_REQUIREMENT_.
Tally the lines in the records underneath that contain the string "consequat", and state the figure by itself.

Element data from apps and pages
——

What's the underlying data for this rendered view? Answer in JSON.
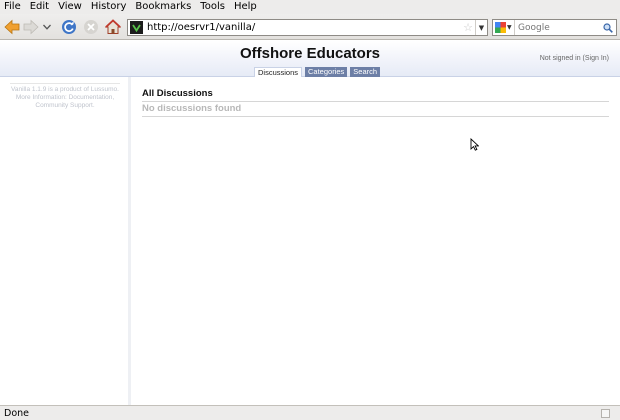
{
  "browser": {
    "menu": [
      "File",
      "Edit",
      "View",
      "History",
      "Bookmarks",
      "Tools",
      "Help"
    ],
    "url": "http://oesrvr1/vanilla/",
    "search_placeholder": "Google",
    "status": "Done"
  },
  "site": {
    "title": "Offshore Educators",
    "tabs": [
      "Discussions",
      "Categories",
      "Search"
    ],
    "signin": "Not signed in (Sign In)",
    "sidebar_text": "Vanilla 1.1.9 is a product of Lussumo. More Information: Documentation, Community Support."
  },
  "main": {
    "heading": "All Discussions",
    "empty_message": "No discussions found"
  },
  "colors": {
    "tab_bg": "#6d7fa6",
    "header_bg": "#e6ebf6",
    "chrome_bg": "#edeceb"
  }
}
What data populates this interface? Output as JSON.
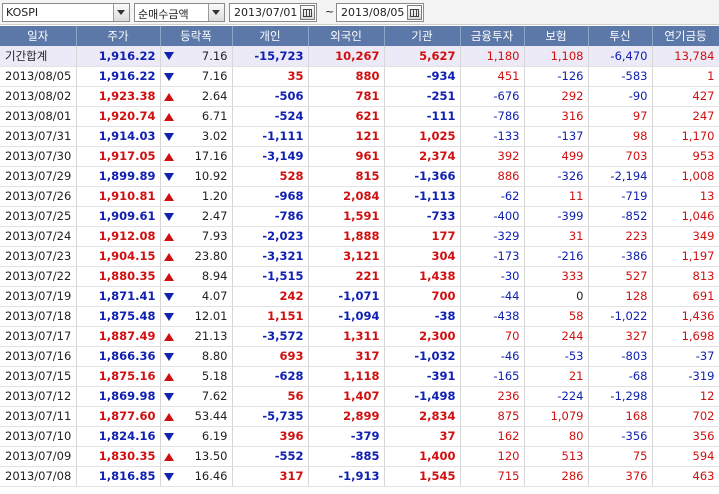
{
  "toolbar": {
    "market": "KOSPI",
    "metric": "순매수금액",
    "start_date": "2013/07/01",
    "separator": "~",
    "end_date": "2013/08/05"
  },
  "columns": [
    "일자",
    "주가",
    "등락폭",
    "개인",
    "외국인",
    "기관",
    "금융투자",
    "보험",
    "투신",
    "연기금등"
  ],
  "rows": [
    {
      "date": "기간합계",
      "price": "1,916.22",
      "dir": "down",
      "change": "7.16",
      "personal": "-15,723",
      "foreign": "10,267",
      "inst": "5,627",
      "fin": "1,180",
      "ins": "1,108",
      "trust": "-6,470",
      "pension": "13,784",
      "total": true
    },
    {
      "date": "2013/08/05",
      "price": "1,916.22",
      "dir": "down",
      "change": "7.16",
      "personal": "35",
      "foreign": "880",
      "inst": "-934",
      "fin": "451",
      "ins": "-126",
      "trust": "-583",
      "pension": "1"
    },
    {
      "date": "2013/08/02",
      "price": "1,923.38",
      "dir": "up",
      "change": "2.64",
      "personal": "-506",
      "foreign": "781",
      "inst": "-251",
      "fin": "-676",
      "ins": "292",
      "trust": "-90",
      "pension": "427"
    },
    {
      "date": "2013/08/01",
      "price": "1,920.74",
      "dir": "up",
      "change": "6.71",
      "personal": "-524",
      "foreign": "621",
      "inst": "-111",
      "fin": "-786",
      "ins": "316",
      "trust": "97",
      "pension": "247"
    },
    {
      "date": "2013/07/31",
      "price": "1,914.03",
      "dir": "down",
      "change": "3.02",
      "personal": "-1,111",
      "foreign": "121",
      "inst": "1,025",
      "fin": "-133",
      "ins": "-137",
      "trust": "98",
      "pension": "1,170"
    },
    {
      "date": "2013/07/30",
      "price": "1,917.05",
      "dir": "up",
      "change": "17.16",
      "personal": "-3,149",
      "foreign": "961",
      "inst": "2,374",
      "fin": "392",
      "ins": "499",
      "trust": "703",
      "pension": "953"
    },
    {
      "date": "2013/07/29",
      "price": "1,899.89",
      "dir": "down",
      "change": "10.92",
      "personal": "528",
      "foreign": "815",
      "inst": "-1,366",
      "fin": "886",
      "ins": "-326",
      "trust": "-2,194",
      "pension": "1,008"
    },
    {
      "date": "2013/07/26",
      "price": "1,910.81",
      "dir": "up",
      "change": "1.20",
      "personal": "-968",
      "foreign": "2,084",
      "inst": "-1,113",
      "fin": "-62",
      "ins": "11",
      "trust": "-719",
      "pension": "13"
    },
    {
      "date": "2013/07/25",
      "price": "1,909.61",
      "dir": "down",
      "change": "2.47",
      "personal": "-786",
      "foreign": "1,591",
      "inst": "-733",
      "fin": "-400",
      "ins": "-399",
      "trust": "-852",
      "pension": "1,046"
    },
    {
      "date": "2013/07/24",
      "price": "1,912.08",
      "dir": "up",
      "change": "7.93",
      "personal": "-2,023",
      "foreign": "1,888",
      "inst": "177",
      "fin": "-329",
      "ins": "31",
      "trust": "223",
      "pension": "349"
    },
    {
      "date": "2013/07/23",
      "price": "1,904.15",
      "dir": "up",
      "change": "23.80",
      "personal": "-3,321",
      "foreign": "3,121",
      "inst": "304",
      "fin": "-173",
      "ins": "-216",
      "trust": "-386",
      "pension": "1,197"
    },
    {
      "date": "2013/07/22",
      "price": "1,880.35",
      "dir": "up",
      "change": "8.94",
      "personal": "-1,515",
      "foreign": "221",
      "inst": "1,438",
      "fin": "-30",
      "ins": "333",
      "trust": "527",
      "pension": "813"
    },
    {
      "date": "2013/07/19",
      "price": "1,871.41",
      "dir": "down",
      "change": "4.07",
      "personal": "242",
      "foreign": "-1,071",
      "inst": "700",
      "fin": "-44",
      "ins": "0",
      "trust": "128",
      "pension": "691"
    },
    {
      "date": "2013/07/18",
      "price": "1,875.48",
      "dir": "down",
      "change": "12.01",
      "personal": "1,151",
      "foreign": "-1,094",
      "inst": "-38",
      "fin": "-438",
      "ins": "58",
      "trust": "-1,022",
      "pension": "1,436"
    },
    {
      "date": "2013/07/17",
      "price": "1,887.49",
      "dir": "up",
      "change": "21.13",
      "personal": "-3,572",
      "foreign": "1,311",
      "inst": "2,300",
      "fin": "70",
      "ins": "244",
      "trust": "327",
      "pension": "1,698"
    },
    {
      "date": "2013/07/16",
      "price": "1,866.36",
      "dir": "down",
      "change": "8.80",
      "personal": "693",
      "foreign": "317",
      "inst": "-1,032",
      "fin": "-46",
      "ins": "-53",
      "trust": "-803",
      "pension": "-37"
    },
    {
      "date": "2013/07/15",
      "price": "1,875.16",
      "dir": "up",
      "change": "5.18",
      "personal": "-628",
      "foreign": "1,118",
      "inst": "-391",
      "fin": "-165",
      "ins": "21",
      "trust": "-68",
      "pension": "-319"
    },
    {
      "date": "2013/07/12",
      "price": "1,869.98",
      "dir": "down",
      "change": "7.62",
      "personal": "56",
      "foreign": "1,407",
      "inst": "-1,498",
      "fin": "236",
      "ins": "-224",
      "trust": "-1,298",
      "pension": "12"
    },
    {
      "date": "2013/07/11",
      "price": "1,877.60",
      "dir": "up",
      "change": "53.44",
      "personal": "-5,735",
      "foreign": "2,899",
      "inst": "2,834",
      "fin": "875",
      "ins": "1,079",
      "trust": "168",
      "pension": "702"
    },
    {
      "date": "2013/07/10",
      "price": "1,824.16",
      "dir": "down",
      "change": "6.19",
      "personal": "396",
      "foreign": "-379",
      "inst": "37",
      "fin": "162",
      "ins": "80",
      "trust": "-356",
      "pension": "356"
    },
    {
      "date": "2013/07/09",
      "price": "1,830.35",
      "dir": "up",
      "change": "13.50",
      "personal": "-552",
      "foreign": "-885",
      "inst": "1,400",
      "fin": "120",
      "ins": "513",
      "trust": "75",
      "pension": "594"
    },
    {
      "date": "2013/07/08",
      "price": "1,816.85",
      "dir": "down",
      "change": "16.46",
      "personal": "317",
      "foreign": "-1,913",
      "inst": "1,545",
      "fin": "715",
      "ins": "286",
      "trust": "376",
      "pension": "463"
    }
  ],
  "colors": {
    "header_bg": "#5b78a8",
    "up": "#d01010",
    "down": "#1020b0",
    "total_bg": "#eceaf6"
  }
}
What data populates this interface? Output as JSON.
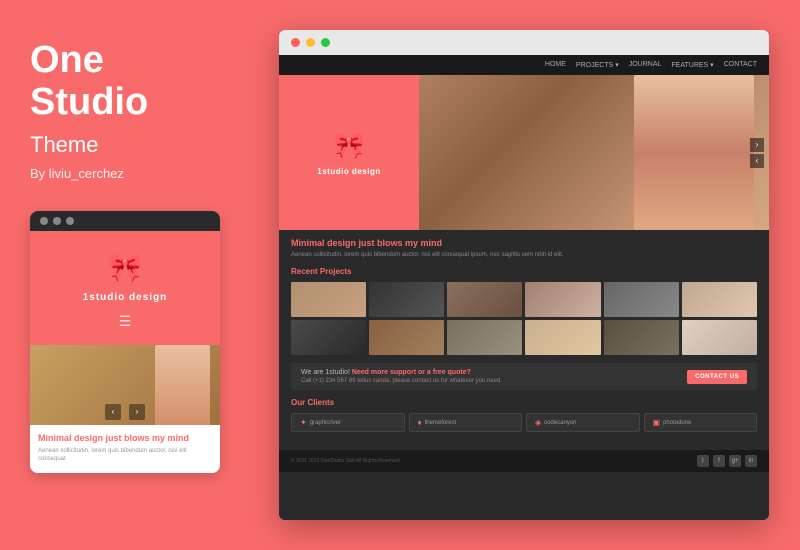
{
  "left": {
    "title_line1": "One",
    "title_line2": "Studio",
    "subtitle": "Theme",
    "author": "By liviu_cerchez",
    "mobile": {
      "logo_text": "1studio design",
      "heading": "Minimal design ",
      "heading_highlight": "just blows my mind",
      "body_text": "Aenean sollicitudin, lorem quis bibendum auctor, nisi elit consequat"
    }
  },
  "browser": {
    "nav": {
      "items": [
        "HOME",
        "PROJECTS ▾",
        "JOURNAL",
        "FEATURES ▾",
        "CONTACT"
      ]
    },
    "hero": {
      "logo_text": "1studio design"
    },
    "tagline": "Minimal design ",
    "tagline_highlight": "just blows my mind",
    "desc": "Aenean sollicitudin, lorem quis bibendum auctor, nisi elit consequat ipsum, nec sagittis sem nibh id elit.",
    "recent_projects_label": "Recent Projects",
    "cta": {
      "text": "We are 1studio! ",
      "highlight": "Need more support or a free quote?",
      "phone": "Call (+1) 234 567 89 tellus canda, please contact us for whatever you need.",
      "button": "CONTACT US"
    },
    "clients_label": "Our Clients",
    "clients": [
      "graphicriver",
      "themeforest",
      "codecanyon",
      "photodune"
    ],
    "footer": {
      "copy": "© 2011 2012 OneStudio Sarl All Rights Reserved.",
      "social": [
        "t",
        "f",
        "g+",
        "in"
      ]
    }
  },
  "colors": {
    "accent": "#f96b6b",
    "dark_bg": "#2a2a2a",
    "darker_bg": "#1a1a1a"
  }
}
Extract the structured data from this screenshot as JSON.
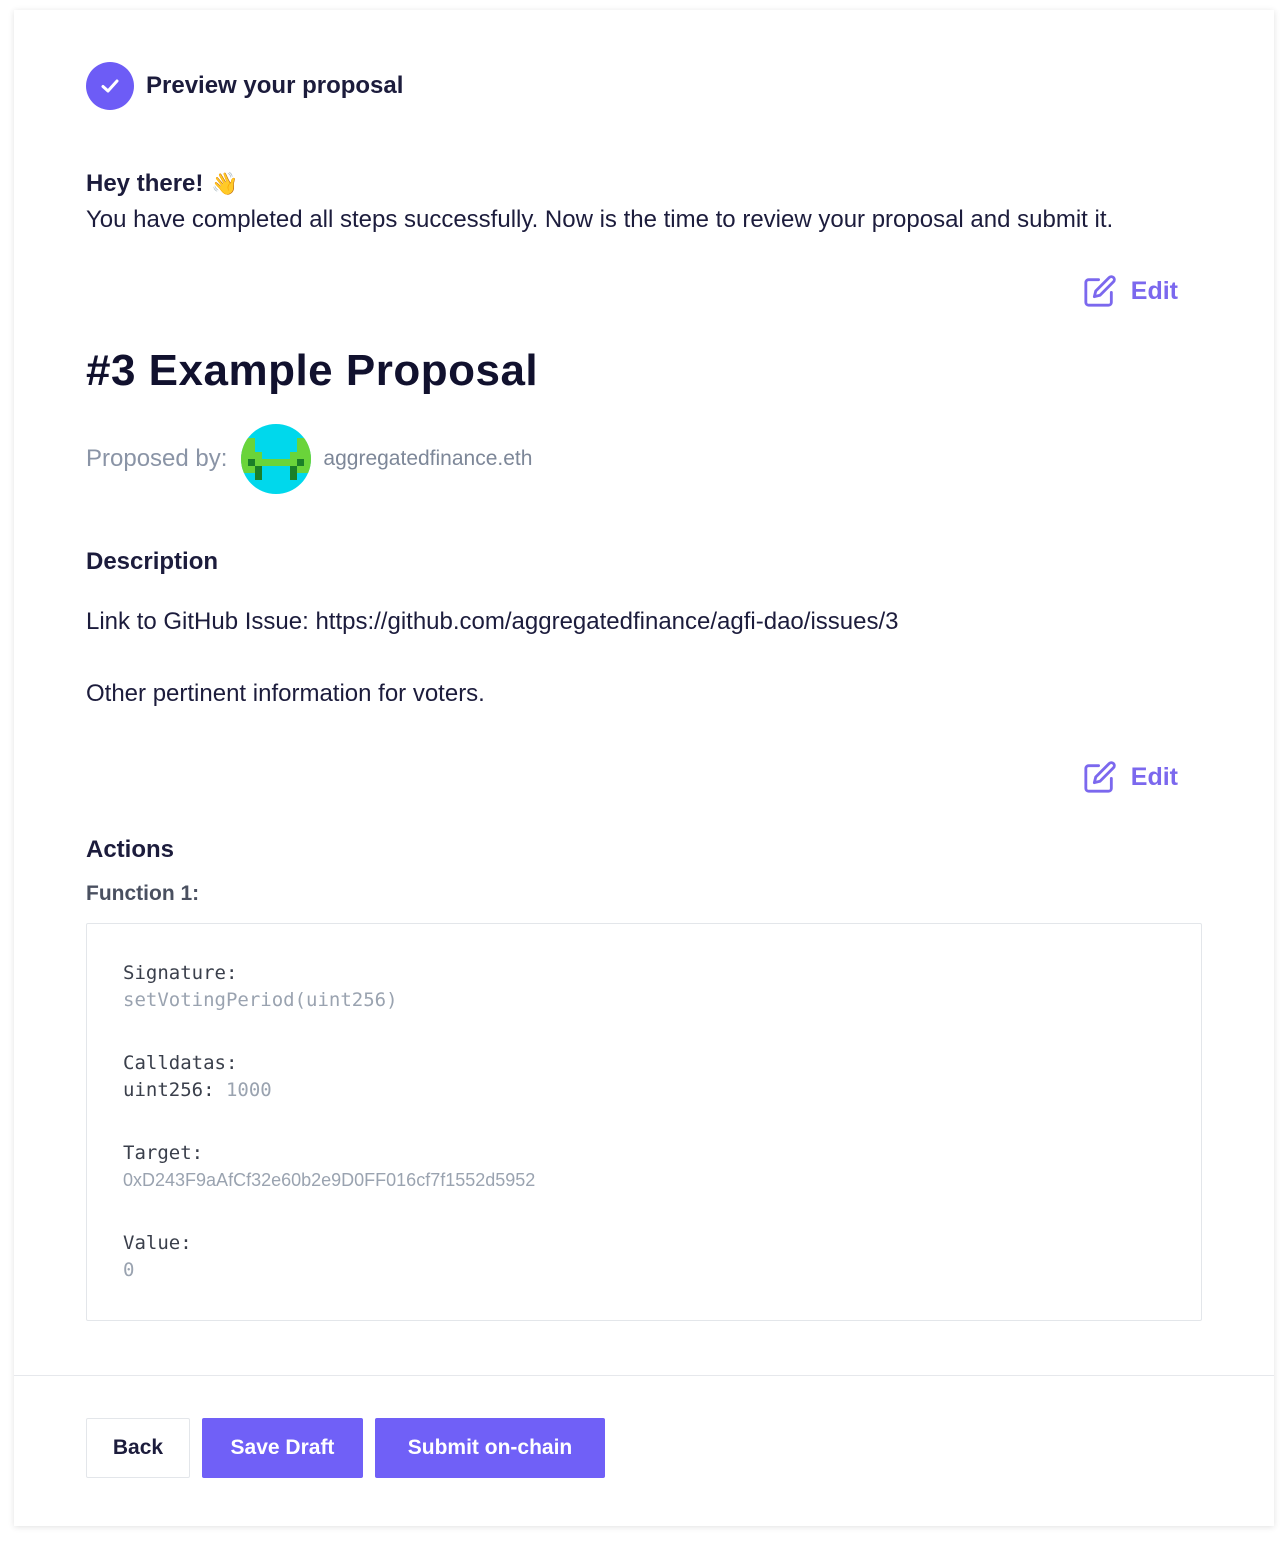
{
  "step": {
    "title": "Preview your proposal",
    "icon": "check-icon"
  },
  "greeting": {
    "title": "Hey there!",
    "emoji": "👋",
    "message": "You have completed all steps successfully. Now is the time to review your proposal and submit it."
  },
  "edit_label": "Edit",
  "proposal": {
    "title": "#3 Example Proposal",
    "proposed_by_label": "Proposed by:",
    "proposer": "aggregatedfinance.eth"
  },
  "description": {
    "label": "Description",
    "line1": "Link to GitHub Issue: https://github.com/aggregatedfinance/agfi-dao/issues/3",
    "line2": "Other pertinent information for voters."
  },
  "actions": {
    "label": "Actions",
    "function_label": "Function 1:",
    "signature_label": "Signature:",
    "signature": "setVotingPeriod(uint256)",
    "calldatas_label": "Calldatas:",
    "calldata_type": "uint256:",
    "calldata_value": "1000",
    "target_label": "Target:",
    "target": "0xD243F9aAfCf32e60b2e9D0FF016cf7f1552d5952",
    "value_label": "Value:",
    "value": "0"
  },
  "footer": {
    "back": "Back",
    "save_draft": "Save Draft",
    "submit": "Submit on-chain"
  },
  "colors": {
    "accent": "#6d5cf6",
    "button": "#7060f7",
    "muted": "#9aa3b0"
  }
}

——

_OUTPUT FOR THIS TASK_.
2